YOUR INSTRUCTIONS →
I'd like every line in the following listing that holds "value" copied.

RECORDS FOR THE TASK →
►
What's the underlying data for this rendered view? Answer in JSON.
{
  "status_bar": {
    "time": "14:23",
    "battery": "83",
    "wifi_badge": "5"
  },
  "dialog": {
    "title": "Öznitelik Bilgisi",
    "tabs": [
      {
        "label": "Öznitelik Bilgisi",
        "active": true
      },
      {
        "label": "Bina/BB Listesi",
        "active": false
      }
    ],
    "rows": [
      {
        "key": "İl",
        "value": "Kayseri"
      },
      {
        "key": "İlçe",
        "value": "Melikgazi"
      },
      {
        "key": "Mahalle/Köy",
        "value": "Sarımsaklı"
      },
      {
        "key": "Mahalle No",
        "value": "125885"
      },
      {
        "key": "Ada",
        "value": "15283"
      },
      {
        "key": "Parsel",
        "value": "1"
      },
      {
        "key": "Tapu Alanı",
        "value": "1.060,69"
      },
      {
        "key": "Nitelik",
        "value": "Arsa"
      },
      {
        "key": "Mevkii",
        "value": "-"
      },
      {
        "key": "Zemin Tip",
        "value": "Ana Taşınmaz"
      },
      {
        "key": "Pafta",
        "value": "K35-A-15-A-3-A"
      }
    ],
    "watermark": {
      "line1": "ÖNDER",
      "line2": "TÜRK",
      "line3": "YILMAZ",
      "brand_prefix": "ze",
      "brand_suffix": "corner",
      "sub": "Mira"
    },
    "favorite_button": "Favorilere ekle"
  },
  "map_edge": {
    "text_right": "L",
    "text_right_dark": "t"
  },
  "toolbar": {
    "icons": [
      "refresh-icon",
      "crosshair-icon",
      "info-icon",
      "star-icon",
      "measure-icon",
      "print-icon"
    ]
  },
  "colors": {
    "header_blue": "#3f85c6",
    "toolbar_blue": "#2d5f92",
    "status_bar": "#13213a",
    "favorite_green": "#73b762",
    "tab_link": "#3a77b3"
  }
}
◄
EXERCISE ANSWER →
        "value": "Kayseri"
        "value": "Melikgazi"
        "value": "Sarımsaklı"
        "value": "125885"
        "value": "15283"
        "value": "1"
        "value": "1.060,69"
        "value": "Arsa"
        "value": "-"
        "value": "Ana Taşınmaz"
        "value": "K35-A-15-A-3-A"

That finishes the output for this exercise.